Material shown below:

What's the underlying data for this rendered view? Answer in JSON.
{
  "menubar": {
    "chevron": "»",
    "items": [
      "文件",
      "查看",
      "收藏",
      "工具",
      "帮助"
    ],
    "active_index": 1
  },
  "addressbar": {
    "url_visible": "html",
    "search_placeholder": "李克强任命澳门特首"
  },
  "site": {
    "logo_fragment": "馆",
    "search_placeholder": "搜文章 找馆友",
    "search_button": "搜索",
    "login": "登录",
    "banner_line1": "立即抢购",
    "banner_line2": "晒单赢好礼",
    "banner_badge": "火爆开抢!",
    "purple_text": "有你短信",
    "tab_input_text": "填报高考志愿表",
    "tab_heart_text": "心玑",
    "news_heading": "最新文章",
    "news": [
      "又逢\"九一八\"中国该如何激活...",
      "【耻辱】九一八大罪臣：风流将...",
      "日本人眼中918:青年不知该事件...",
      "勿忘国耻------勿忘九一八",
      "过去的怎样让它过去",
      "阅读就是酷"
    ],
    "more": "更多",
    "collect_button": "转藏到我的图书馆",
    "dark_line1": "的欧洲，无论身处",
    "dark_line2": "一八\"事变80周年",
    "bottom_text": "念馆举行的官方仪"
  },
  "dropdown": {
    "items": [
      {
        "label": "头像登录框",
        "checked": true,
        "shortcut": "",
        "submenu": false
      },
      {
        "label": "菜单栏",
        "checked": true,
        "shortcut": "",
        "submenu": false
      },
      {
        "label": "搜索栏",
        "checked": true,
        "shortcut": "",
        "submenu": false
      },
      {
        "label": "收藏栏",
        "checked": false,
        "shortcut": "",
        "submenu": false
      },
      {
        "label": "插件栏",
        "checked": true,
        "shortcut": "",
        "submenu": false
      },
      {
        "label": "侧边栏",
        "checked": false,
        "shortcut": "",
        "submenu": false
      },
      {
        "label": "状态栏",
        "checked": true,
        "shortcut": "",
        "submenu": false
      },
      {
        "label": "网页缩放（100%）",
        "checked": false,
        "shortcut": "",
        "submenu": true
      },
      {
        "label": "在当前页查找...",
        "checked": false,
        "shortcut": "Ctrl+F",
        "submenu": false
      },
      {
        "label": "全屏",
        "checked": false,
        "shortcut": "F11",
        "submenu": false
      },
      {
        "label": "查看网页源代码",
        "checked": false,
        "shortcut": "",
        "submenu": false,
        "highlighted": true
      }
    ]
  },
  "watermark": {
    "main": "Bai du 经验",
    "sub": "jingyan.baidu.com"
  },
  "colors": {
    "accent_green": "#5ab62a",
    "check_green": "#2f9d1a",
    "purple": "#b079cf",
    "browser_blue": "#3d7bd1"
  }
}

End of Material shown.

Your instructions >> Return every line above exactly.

Task response >>
What's the underlying data for this rendered view? Answer in JSON.
{
  "menubar": {
    "chevron": "»",
    "items": [
      "文件",
      "查看",
      "收藏",
      "工具",
      "帮助"
    ],
    "active_index": 1
  },
  "addressbar": {
    "url_visible": "html",
    "search_placeholder": "李克强任命澳门特首"
  },
  "site": {
    "logo_fragment": "馆",
    "search_placeholder": "搜文章 找馆友",
    "search_button": "搜索",
    "login": "登录",
    "banner_line1": "立即抢购",
    "banner_line2": "晒单赢好礼",
    "banner_badge": "火爆开抢!",
    "purple_text": "有你短信",
    "tab_input_text": "填报高考志愿表",
    "tab_heart_text": "心玑",
    "news_heading": "最新文章",
    "news": [
      "又逢\"九一八\"中国该如何激活...",
      "【耻辱】九一八大罪臣：风流将...",
      "日本人眼中918:青年不知该事件...",
      "勿忘国耻------勿忘九一八",
      "过去的怎样让它过去",
      "阅读就是酷"
    ],
    "more": "更多",
    "collect_button": "转藏到我的图书馆",
    "dark_line1": "的欧洲，无论身处",
    "dark_line2": "一八\"事变80周年",
    "bottom_text": "念馆举行的官方仪"
  },
  "dropdown": {
    "items": [
      {
        "label": "头像登录框",
        "checked": true,
        "shortcut": "",
        "submenu": false
      },
      {
        "label": "菜单栏",
        "checked": true,
        "shortcut": "",
        "submenu": false
      },
      {
        "label": "搜索栏",
        "checked": true,
        "shortcut": "",
        "submenu": false
      },
      {
        "label": "收藏栏",
        "checked": false,
        "shortcut": "",
        "submenu": false
      },
      {
        "label": "插件栏",
        "checked": true,
        "shortcut": "",
        "submenu": false
      },
      {
        "label": "侧边栏",
        "checked": false,
        "shortcut": "",
        "submenu": false
      },
      {
        "label": "状态栏",
        "checked": true,
        "shortcut": "",
        "submenu": false
      },
      {
        "label": "网页缩放（100%）",
        "checked": false,
        "shortcut": "",
        "submenu": true
      },
      {
        "label": "在当前页查找...",
        "checked": false,
        "shortcut": "Ctrl+F",
        "submenu": false
      },
      {
        "label": "全屏",
        "checked": false,
        "shortcut": "F11",
        "submenu": false
      },
      {
        "label": "查看网页源代码",
        "checked": false,
        "shortcut": "",
        "submenu": false,
        "highlighted": true
      }
    ]
  },
  "watermark": {
    "main": "Bai du 经验",
    "sub": "jingyan.baidu.com"
  },
  "colors": {
    "accent_green": "#5ab62a",
    "check_green": "#2f9d1a",
    "purple": "#b079cf",
    "browser_blue": "#3d7bd1"
  }
}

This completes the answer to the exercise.